VII. Dr. John Baptist Morin's journey to the mines in Hungary, about 1650, is a very short relation of those mines, the ore they afford, the damps, the springs in them, the miners, the manner of discharging the water, and other particulars relating to them.
VIII. Ten-Rhyne's account of the Cape of Good Hope, about 1673, and of the Hottentots, the natives of that country, is very curious. After a short description of the Cape and Table Mountain, he describes the birds, beasts, fishes, insects, and plants found in that part of the world; and then succinctly treats of the people, their persons, garments, dwellings, furniture, disposition, manners, way of living, and making war, traffic, sports, religion, magistrates, laws, marriages, children, trades, physic, and language.
IX. The fourth volume concludes with captain Richard Bolland's draught of the Straits of Gibraltar, in 1675, and his observations on its currents.
A. AFRICA, discoveries along the coast of,
387, 414 -commodities of, 414 Albigenses, had no bishops, 233 Amadas (Philip) and Arthur Bar. low's voyage,
467 America, discovery of, 421, 479 - continent of, discovered,
429 advantages of the discovery of,
480, &c. - commodities of, 480,&c. Argo, account of the ship, 361 Army, attempts to establish an army, to enslave the nation,
200—246 - the nation always averse to
242 Articles of the church of England,
228 Ashley(Anthony) See Shaftesbury. Audley (James Touchet, lord) bis character,
241 Aylesbury, (Robert Bruce, earl of) his character,
234 Azores islands discovered, 388
Bedford, (William Russel, earl of) his character,
240 Being in general, what it is, 259 Berkeley, (George, lord) his char acter,
241 Bertie, (Peregrine)
204 Bishops (of the church of England)
several of them made of such as were never ordained by bishops, 229.-Whether they claim a power of excommunicating their prince, 233. Have the advantage of a quick dispersing of their orders,
208 - offended at king Charles
the Second's declaration of indulgence, 208, 209.—Their zeal against popery, ibid.-Some of them think it necessary to unite with the dissenting protestants, 209.-Look on the dissenting protestants as the only dangerous enemy, 210.-Join with the court party, ibid.-Lay aside their zeal against popery, 211. -Reject a bill, enacting that princes of the blood royal should marry none but protestants, 212.—How near they came to an infallibility in the house of lords, ibid. - Called the dead
weight of the house, ibid.

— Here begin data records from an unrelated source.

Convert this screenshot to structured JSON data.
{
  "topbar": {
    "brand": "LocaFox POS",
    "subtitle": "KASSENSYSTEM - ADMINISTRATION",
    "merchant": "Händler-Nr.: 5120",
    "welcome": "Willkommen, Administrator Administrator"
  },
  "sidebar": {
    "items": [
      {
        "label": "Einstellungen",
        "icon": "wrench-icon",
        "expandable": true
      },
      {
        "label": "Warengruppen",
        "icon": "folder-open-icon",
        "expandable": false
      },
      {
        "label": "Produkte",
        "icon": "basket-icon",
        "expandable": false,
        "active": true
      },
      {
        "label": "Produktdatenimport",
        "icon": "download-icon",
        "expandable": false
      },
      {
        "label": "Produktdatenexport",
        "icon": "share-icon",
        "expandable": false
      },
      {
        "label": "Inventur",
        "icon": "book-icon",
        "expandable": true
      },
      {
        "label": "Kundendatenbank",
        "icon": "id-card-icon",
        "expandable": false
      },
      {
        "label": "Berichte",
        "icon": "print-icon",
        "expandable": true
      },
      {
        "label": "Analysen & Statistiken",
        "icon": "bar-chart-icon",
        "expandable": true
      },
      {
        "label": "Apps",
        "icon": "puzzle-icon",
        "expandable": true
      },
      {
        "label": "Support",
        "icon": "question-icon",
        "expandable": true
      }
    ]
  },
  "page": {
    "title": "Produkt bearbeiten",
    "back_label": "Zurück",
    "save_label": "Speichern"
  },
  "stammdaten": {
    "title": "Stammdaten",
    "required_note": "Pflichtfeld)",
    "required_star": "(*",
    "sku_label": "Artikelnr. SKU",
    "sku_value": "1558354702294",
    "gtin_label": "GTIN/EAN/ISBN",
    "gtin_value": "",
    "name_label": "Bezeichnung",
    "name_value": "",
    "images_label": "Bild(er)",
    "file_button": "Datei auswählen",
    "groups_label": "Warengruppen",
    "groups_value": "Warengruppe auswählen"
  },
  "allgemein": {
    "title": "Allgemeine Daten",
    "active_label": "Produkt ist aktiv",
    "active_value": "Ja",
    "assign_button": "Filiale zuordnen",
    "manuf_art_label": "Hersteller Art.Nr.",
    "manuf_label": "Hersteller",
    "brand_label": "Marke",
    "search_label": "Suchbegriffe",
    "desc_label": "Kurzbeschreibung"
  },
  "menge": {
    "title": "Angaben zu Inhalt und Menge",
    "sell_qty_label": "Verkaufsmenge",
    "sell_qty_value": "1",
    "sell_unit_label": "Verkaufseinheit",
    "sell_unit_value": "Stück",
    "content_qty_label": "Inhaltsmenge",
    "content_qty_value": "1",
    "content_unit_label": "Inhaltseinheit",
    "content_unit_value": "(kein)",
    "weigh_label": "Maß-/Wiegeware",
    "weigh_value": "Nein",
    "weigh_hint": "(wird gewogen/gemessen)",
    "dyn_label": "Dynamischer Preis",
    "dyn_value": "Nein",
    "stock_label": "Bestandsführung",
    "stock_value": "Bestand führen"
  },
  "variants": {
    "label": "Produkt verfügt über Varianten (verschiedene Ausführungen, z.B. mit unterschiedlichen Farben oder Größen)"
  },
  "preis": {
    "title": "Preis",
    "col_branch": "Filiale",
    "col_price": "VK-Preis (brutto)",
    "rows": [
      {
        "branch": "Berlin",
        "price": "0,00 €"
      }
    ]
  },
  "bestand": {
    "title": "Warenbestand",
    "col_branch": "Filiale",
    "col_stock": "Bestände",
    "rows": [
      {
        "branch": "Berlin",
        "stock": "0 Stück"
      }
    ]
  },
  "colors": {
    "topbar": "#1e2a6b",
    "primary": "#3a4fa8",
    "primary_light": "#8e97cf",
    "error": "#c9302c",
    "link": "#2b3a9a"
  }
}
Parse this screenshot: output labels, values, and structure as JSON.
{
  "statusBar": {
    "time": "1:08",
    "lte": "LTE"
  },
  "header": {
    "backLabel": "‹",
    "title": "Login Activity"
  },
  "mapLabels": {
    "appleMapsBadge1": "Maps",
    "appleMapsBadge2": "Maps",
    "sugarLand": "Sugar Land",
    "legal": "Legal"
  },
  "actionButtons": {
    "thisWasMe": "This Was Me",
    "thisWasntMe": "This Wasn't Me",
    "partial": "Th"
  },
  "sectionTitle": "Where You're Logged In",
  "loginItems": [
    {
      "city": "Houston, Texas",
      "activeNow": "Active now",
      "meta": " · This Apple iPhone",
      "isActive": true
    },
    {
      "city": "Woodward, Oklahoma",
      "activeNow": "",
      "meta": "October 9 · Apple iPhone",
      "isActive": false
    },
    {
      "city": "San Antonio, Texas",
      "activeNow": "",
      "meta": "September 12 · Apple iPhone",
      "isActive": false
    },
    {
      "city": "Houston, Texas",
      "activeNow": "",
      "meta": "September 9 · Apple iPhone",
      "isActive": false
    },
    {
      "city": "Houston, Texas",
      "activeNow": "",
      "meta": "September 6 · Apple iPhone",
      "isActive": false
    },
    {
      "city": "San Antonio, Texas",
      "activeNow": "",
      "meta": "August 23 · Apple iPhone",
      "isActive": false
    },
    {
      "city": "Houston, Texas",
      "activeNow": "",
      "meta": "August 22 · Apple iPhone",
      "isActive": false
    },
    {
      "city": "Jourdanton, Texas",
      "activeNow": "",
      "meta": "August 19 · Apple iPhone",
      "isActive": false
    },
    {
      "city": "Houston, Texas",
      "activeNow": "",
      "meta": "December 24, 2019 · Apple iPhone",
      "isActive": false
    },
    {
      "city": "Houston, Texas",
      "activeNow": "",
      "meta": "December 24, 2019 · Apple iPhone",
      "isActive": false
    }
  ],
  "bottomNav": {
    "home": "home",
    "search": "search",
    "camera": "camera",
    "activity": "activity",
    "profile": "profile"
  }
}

Bold, (Samuel) writes in defence
of Mr. Locke's Essay concerning Human Understanding, and Reasonableness of Christianity, 264.
-His discourse on the resurrection of the same body, 276
Baffin's (William) voyages, 476 Balboa Bascoa Nunez de) first
sees the South Sea, 437 Barlow (Arthur) and Philip Amadas's voyage,
467 Barrow, his sermons commended,